Just as it is important to acknowledge the reality of abuse of clients in therapy, the next step in addressing this problem is to know various ways in which this type of abuse is perpetrated. The extent to which many consumers of therapy are unaware of basic rules of their providers’ professional conduct is stunning.
When you are in therapy there is a pretty good chance that at some point you will find yourself wondering if therapy has become more of an addiction than an actual therapeutic experience. If you have already found yourself in this situation,
I’ve already talked about a great deal of denial in the mental health community about abuse of clients that takes place in therapy much more often than professionals would like to admit. The available information on the subject is very scarce, and, mostly, the only type of abuse of clients that gets some minimal attention

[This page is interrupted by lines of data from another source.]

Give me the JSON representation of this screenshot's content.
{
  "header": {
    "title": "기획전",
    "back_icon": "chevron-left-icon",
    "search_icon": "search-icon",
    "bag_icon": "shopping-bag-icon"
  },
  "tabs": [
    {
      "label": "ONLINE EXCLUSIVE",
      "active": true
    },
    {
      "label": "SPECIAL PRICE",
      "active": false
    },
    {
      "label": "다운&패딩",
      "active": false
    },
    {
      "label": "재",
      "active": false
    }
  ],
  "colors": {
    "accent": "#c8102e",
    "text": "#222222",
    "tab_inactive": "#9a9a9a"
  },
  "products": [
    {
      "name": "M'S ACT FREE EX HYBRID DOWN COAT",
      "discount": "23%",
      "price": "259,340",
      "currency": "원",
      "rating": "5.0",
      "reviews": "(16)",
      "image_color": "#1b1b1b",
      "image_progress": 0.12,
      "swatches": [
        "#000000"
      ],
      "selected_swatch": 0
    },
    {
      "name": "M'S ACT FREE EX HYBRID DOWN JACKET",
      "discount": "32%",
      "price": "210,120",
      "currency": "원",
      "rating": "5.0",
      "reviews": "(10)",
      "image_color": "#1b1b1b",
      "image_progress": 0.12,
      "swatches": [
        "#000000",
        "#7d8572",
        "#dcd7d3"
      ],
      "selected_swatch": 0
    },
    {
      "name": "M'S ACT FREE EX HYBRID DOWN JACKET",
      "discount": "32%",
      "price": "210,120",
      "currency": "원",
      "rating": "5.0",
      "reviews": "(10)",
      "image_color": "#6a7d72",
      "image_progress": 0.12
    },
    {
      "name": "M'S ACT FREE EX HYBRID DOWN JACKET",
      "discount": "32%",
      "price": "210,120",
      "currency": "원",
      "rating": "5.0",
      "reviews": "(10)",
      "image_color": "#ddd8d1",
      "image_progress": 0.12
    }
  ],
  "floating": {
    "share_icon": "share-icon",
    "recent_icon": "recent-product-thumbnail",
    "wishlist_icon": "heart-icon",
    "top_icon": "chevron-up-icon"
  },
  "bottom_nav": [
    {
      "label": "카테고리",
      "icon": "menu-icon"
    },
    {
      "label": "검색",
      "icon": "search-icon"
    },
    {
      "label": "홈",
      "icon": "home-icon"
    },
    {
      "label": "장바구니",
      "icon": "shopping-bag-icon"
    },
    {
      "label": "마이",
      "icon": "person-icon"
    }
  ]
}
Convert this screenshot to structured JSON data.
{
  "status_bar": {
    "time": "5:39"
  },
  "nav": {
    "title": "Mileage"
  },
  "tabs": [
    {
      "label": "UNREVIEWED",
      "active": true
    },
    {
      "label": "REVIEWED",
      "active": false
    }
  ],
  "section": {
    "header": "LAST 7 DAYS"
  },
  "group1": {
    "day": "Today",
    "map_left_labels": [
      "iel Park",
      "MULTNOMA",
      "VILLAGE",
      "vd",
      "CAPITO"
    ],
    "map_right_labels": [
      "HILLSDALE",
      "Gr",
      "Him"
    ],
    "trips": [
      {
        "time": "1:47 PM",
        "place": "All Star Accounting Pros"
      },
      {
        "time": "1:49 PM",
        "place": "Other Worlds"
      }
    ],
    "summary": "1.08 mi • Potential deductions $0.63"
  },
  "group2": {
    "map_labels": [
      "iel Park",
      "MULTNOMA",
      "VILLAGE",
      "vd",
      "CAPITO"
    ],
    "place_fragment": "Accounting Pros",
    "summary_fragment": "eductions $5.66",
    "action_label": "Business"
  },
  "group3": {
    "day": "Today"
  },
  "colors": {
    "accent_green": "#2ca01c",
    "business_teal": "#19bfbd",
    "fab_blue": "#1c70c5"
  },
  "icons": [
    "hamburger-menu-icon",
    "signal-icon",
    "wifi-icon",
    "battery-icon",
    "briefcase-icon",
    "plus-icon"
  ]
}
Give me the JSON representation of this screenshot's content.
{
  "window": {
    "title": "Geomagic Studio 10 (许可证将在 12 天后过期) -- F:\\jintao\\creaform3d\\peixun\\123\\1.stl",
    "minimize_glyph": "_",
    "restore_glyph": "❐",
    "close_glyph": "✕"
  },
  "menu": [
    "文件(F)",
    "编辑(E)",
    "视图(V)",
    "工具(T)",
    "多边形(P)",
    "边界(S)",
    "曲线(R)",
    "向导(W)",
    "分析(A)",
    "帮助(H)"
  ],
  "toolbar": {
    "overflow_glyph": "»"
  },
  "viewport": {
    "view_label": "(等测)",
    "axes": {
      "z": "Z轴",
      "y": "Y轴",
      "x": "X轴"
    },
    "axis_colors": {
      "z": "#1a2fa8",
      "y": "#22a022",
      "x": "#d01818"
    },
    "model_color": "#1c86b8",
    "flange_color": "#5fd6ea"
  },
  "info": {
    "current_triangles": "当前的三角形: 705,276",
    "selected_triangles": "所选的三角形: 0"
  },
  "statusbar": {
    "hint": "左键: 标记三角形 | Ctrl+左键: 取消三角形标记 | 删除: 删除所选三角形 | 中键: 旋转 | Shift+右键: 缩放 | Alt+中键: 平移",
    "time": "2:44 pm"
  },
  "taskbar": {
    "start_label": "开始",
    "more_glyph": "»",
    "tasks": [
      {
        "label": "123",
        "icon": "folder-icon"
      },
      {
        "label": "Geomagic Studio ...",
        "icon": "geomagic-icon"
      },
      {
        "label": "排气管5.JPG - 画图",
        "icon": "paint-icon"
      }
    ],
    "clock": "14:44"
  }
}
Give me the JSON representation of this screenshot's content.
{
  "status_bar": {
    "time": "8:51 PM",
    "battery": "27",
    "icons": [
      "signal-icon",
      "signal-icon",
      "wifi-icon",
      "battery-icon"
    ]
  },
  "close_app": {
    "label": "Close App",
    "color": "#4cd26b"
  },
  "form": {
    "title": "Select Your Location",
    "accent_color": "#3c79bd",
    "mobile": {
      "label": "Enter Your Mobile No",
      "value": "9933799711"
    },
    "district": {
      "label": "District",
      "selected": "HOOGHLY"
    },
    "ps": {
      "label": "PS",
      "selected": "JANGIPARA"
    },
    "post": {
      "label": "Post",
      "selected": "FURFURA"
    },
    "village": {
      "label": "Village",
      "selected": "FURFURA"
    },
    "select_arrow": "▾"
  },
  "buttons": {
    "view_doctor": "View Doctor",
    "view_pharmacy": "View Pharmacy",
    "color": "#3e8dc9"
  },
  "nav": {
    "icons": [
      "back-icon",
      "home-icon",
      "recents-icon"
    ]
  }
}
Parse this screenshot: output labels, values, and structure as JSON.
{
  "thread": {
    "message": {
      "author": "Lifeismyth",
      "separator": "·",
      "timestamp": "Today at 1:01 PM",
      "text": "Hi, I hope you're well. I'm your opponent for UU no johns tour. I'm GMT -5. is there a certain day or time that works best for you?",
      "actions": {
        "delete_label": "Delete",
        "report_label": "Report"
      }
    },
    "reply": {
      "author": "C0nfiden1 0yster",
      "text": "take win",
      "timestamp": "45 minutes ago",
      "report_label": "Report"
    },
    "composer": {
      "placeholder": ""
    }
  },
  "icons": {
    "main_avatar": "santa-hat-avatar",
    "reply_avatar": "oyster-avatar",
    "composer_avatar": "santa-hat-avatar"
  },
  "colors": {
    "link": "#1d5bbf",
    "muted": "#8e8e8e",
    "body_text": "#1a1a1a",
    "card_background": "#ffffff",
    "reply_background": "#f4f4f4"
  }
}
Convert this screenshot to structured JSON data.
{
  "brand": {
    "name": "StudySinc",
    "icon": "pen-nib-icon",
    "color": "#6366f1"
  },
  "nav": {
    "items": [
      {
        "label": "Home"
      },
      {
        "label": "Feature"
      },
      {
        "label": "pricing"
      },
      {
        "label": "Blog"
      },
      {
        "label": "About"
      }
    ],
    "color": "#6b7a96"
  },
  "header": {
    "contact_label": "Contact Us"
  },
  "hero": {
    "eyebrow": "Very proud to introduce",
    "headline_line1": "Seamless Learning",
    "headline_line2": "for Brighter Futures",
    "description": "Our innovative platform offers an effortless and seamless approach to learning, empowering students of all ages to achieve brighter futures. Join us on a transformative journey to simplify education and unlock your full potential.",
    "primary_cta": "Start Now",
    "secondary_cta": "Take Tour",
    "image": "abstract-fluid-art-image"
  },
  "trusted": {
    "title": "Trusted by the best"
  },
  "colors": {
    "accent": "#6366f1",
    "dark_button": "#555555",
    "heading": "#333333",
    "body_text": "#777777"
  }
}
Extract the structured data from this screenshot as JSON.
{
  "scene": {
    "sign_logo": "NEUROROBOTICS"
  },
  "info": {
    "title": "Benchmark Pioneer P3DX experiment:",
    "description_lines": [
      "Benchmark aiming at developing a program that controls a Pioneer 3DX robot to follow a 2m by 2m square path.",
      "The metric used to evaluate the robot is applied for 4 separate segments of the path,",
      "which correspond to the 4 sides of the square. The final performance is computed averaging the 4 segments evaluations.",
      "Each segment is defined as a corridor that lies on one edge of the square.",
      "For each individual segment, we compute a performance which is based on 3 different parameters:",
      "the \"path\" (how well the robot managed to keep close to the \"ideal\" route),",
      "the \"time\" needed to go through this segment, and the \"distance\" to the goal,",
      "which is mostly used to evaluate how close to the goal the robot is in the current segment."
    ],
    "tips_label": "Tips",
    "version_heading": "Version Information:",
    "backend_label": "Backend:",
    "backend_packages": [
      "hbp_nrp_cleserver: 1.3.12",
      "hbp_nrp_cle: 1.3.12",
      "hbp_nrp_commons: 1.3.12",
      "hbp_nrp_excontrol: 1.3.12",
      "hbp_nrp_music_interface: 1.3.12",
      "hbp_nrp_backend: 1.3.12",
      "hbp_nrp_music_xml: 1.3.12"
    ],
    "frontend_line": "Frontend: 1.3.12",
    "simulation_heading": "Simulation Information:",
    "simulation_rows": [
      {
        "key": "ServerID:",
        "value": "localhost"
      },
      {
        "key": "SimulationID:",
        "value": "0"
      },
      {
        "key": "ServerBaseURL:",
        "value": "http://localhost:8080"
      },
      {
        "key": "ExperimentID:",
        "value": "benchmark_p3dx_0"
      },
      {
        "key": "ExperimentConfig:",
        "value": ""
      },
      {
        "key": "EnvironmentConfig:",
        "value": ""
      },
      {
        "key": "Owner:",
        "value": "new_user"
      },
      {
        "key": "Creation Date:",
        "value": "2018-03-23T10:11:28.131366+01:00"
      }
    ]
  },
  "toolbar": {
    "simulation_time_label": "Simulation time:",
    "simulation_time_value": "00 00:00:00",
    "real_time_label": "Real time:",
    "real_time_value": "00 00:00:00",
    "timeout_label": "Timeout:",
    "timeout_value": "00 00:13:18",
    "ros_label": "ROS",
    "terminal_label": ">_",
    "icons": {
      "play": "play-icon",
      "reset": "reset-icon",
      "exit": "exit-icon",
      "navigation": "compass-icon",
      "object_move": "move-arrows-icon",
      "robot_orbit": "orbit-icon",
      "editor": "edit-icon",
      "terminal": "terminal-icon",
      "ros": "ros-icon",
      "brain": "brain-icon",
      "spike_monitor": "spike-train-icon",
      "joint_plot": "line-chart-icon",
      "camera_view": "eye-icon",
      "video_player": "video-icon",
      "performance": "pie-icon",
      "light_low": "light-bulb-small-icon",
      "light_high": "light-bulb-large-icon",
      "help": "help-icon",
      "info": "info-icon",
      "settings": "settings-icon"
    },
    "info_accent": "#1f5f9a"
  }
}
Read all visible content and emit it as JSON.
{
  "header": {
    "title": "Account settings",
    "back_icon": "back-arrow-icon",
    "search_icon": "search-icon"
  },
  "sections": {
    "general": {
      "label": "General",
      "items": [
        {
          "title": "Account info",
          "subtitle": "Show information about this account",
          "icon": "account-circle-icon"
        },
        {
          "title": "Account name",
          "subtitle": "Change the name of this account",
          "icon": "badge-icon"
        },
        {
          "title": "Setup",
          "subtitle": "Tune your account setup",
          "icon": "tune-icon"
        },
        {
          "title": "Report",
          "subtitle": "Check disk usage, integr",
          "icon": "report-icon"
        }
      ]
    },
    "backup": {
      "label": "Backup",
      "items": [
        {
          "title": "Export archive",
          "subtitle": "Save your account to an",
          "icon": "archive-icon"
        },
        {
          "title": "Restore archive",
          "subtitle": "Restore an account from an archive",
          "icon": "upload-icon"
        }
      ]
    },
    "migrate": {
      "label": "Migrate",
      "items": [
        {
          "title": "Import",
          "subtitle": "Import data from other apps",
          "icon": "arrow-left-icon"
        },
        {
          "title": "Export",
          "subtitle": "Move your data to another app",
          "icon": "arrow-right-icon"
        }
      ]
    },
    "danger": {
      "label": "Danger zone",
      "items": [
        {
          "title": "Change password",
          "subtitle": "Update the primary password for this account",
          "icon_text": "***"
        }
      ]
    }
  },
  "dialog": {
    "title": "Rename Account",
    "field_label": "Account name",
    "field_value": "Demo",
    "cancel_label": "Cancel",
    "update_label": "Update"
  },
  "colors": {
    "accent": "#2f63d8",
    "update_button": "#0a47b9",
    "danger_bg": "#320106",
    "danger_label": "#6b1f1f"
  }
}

It would be an understatement to say that abuse in therapy is a taboo topic among professionals. The ignorance about the extent of client abuse by therapists goes beyond just not talking about it in professional circles, there is a complete denial that such phenomena exists. The most common response you would get